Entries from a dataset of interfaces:
== Segment start ==
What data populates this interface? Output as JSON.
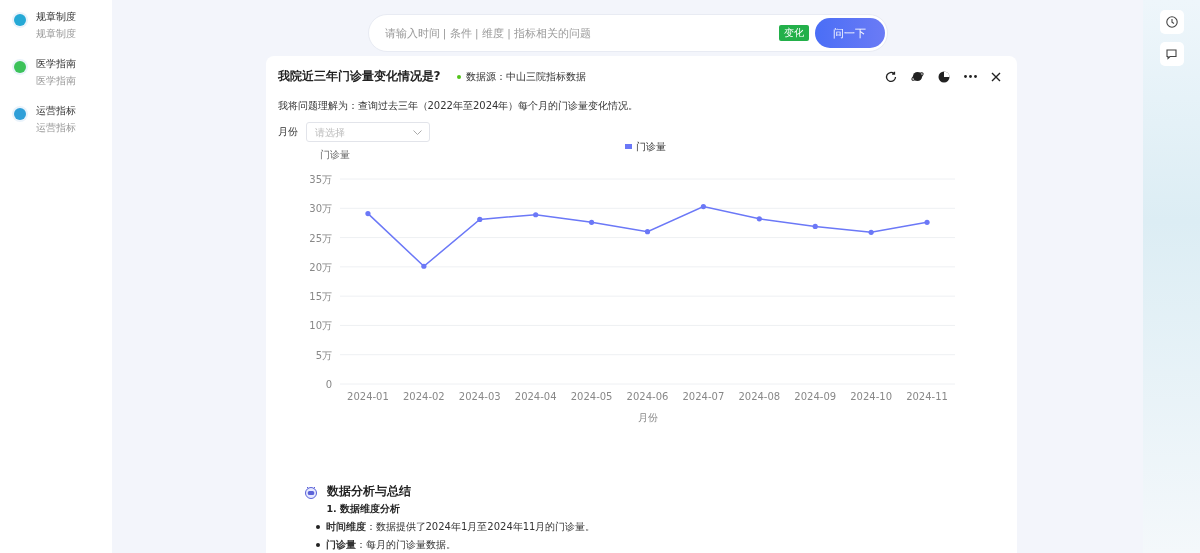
{
  "sidebar": {
    "items": [
      {
        "title": "规章制度",
        "subtitle": "规章制度",
        "color": "#25a9d6"
      },
      {
        "title": "医学指南",
        "subtitle": "医学指南",
        "color": "#3cc25a"
      },
      {
        "title": "运营指标",
        "subtitle": "运营指标",
        "color": "#2f9fd8"
      }
    ]
  },
  "search": {
    "placeholder": "请输入时间 | 条件 | 维度 | 指标相关的问题",
    "tag": "变化",
    "button": "问一下"
  },
  "card": {
    "title": "我院近三年门诊量变化情况是?",
    "source": "数据源：中山三院指标数据",
    "understanding": "我将问题理解为：查询过去三年（2022年至2024年）每个月的门诊量变化情况。",
    "filter": {
      "label": "月份",
      "placeholder": "请选择"
    },
    "chart_data": {
      "type": "line",
      "xlabel": "月份",
      "ylabel": "门诊量",
      "categories": [
        "2024-01",
        "2024-02",
        "2024-03",
        "2024-04",
        "2024-05",
        "2024-06",
        "2024-07",
        "2024-08",
        "2024-09",
        "2024-10",
        "2024-11"
      ],
      "series": [
        {
          "name": "门诊量",
          "color": "#6b78f7",
          "values": [
            29.1,
            20.1,
            28.1,
            28.9,
            27.6,
            26.0,
            30.3,
            28.2,
            26.9,
            25.9,
            27.6
          ]
        }
      ],
      "ylim": [
        0,
        35
      ],
      "grid": true,
      "yticks": [
        {
          "value": 0,
          "label": "0"
        },
        {
          "value": 5,
          "label": "5万"
        },
        {
          "value": 10,
          "label": "10万"
        },
        {
          "value": 15,
          "label": "15万"
        },
        {
          "value": 20,
          "label": "20万"
        },
        {
          "value": 25,
          "label": "25万"
        },
        {
          "value": 30,
          "label": "30万"
        },
        {
          "value": 35,
          "label": "35万"
        }
      ]
    },
    "analysis": {
      "title": "数据分析与总结",
      "subtitle": "1. 数据维度分析",
      "bullets": [
        "**时间维度**：数据提供了2024年1月至2024年11月的门诊量。",
        "**门诊量**：每月的门诊量数据。"
      ]
    }
  }
}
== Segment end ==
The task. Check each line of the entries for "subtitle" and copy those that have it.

Task solution.
        "subtitle": "规章制度",
        "subtitle": "医学指南",
        "subtitle": "运营指标",
      "subtitle": "1. 数据维度分析",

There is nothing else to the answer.